Scott quotes a lot of critics along the way but there is a quote by Alfred Kazin that he does not use, even though Kazin argues something else that Scott wants to put across, that criticism is "so basic a communication between men", So not only is criticism an art form, or can be, but it is also something we all do almost on a daily basis. It is part of being human. It is also an intellectual endeavour, and this is important for Scott. To think, to question, to criticise, these are things that we should do, and must do, if we are to prosper. And yet... "Anti-intellectualism is virtually our civic religion. 'Critical thinking' may be a ubiquitous educational slogan - a vaguely defined skill we hope our children pick up on the way to adulthood - but the rewards for not using your intelligence are immediate and abundant." (p. 10) So an important impetus behind the book is clearly that, to emphasise the importance of the free-thinking intellect when such a thing is not necessarily valued. But Scott does not fall into the trap of saying that there was once a golden age and now everything has gone to the dogs; he is more enlightened than that. He does also make fun of all those who have proclaimed the death of the movies and sighed about how they do not make good films any more. "Some of the most respected and shrewdly perceptive critics in the field have shared this view, at moments that would in due course be held up as pinnacles of glory: Agee in 1941, Manny Farber in 1962, Pauline Kael in 1979, David Denby in 2012." (p. 186)

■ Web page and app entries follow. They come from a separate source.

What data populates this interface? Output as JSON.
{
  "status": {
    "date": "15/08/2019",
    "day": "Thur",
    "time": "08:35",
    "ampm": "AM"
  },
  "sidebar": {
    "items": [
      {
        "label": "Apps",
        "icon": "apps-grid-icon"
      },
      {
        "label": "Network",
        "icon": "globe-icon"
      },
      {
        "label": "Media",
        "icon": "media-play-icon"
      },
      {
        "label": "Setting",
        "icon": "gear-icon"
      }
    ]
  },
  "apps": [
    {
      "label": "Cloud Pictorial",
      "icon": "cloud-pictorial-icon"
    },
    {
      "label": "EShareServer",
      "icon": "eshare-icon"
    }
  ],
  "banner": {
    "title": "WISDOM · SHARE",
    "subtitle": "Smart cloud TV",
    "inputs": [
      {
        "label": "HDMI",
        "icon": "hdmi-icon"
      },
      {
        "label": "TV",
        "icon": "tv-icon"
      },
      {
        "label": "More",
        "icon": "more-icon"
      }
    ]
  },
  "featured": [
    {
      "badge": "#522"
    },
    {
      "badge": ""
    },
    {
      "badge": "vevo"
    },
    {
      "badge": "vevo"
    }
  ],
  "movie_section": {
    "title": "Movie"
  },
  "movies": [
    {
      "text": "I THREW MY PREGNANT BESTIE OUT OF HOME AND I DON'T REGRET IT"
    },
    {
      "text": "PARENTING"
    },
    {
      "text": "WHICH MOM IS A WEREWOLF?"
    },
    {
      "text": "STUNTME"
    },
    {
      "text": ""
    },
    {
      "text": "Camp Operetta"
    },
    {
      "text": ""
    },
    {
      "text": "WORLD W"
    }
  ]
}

But Better Living Through Criticism is not a history of criticism. It is a defence, and celebration, of criticism, and it does a very fine job of that. Now there are more new books on the subject, with a more strict focus on film criticism, such as Girish Shambu's The New Cinephilia and David Bordwell's forthcoming The Rhapsodes: How 1940s Critics Changed American Film Culture. Hopefully I will return with posts about them too.


I thought I end by mentioning some of my favourite film critics. One of the best, and for me personally most influential, is Tom Milne. Among other things he has written a great book about Rouben Mamoulian, been assistant editor of Sight & Sound, and he wrote reviews for various newspapers and in Time Out Film Guide (which he founded). He also translated French books and articles into English. My favourite of working critics today is Glenn Kenny, especially when he writes at his blog Some Came Running. Kenny, like Scott, also writes for the New York Times, as does another of the great ones, Manohla Dargis.

Awake in the Dark, edited by David Denby, is a fine collection of reviews and articles by a number of film critics, including many of those mentioned in this post.

Here, finally, is a video essay by Matt Zoller Seitz, also among the best critics today. (There is a lot more to Boetticher than the five films that are discussed in this video essay but it still captures the essence of the filmmaker.)

Scott does on one page write about Dr Mabuse's island when I suspect he means Dr Moreau's, but I will not hold it against him. In any event the astute invocation of Monty Python's The Life of Brian (1979) at another point makes up for any mistake he might have made.

For more reviews by Otis Ferguson: The Film Criticism of Otis Ferguson (1971)
For more reviews of Dilys Powell: The Golden Screen (1989) and The Dilys Powell Film Reader (1991)
For more reviews by C.A. Lejeune: The C.A. Lejeune Film Reader (1991)

Here is my homage to Andrew Sarris.
Here is my post about Robert Warshow.
Here is a post I wrote about by thoughts about art, and how I define it.
In 2012 I founded an online film journal, Frames Cinema Journal, and Catherine Grant was my guest-editor for the first issue. It has many articles on criticism in an age of open access.

Some suggested, non-film related, readings:
Irving Howe's 1969 essay about the New York Intellectuals.
Pankaj Mishra's wonderful essay Edmund Wilson in Benares.
Amit Chaudhuri's review of James Wood's latest book.
Alfred Kazin's book On Native Ground (1942).

The title of this post is of course inspired by John Locke.
The superlative act of the critic is to find in a work of art for the delight of modern temperaments some previously unsuspected implication of beauty. (Lewis E. Gates)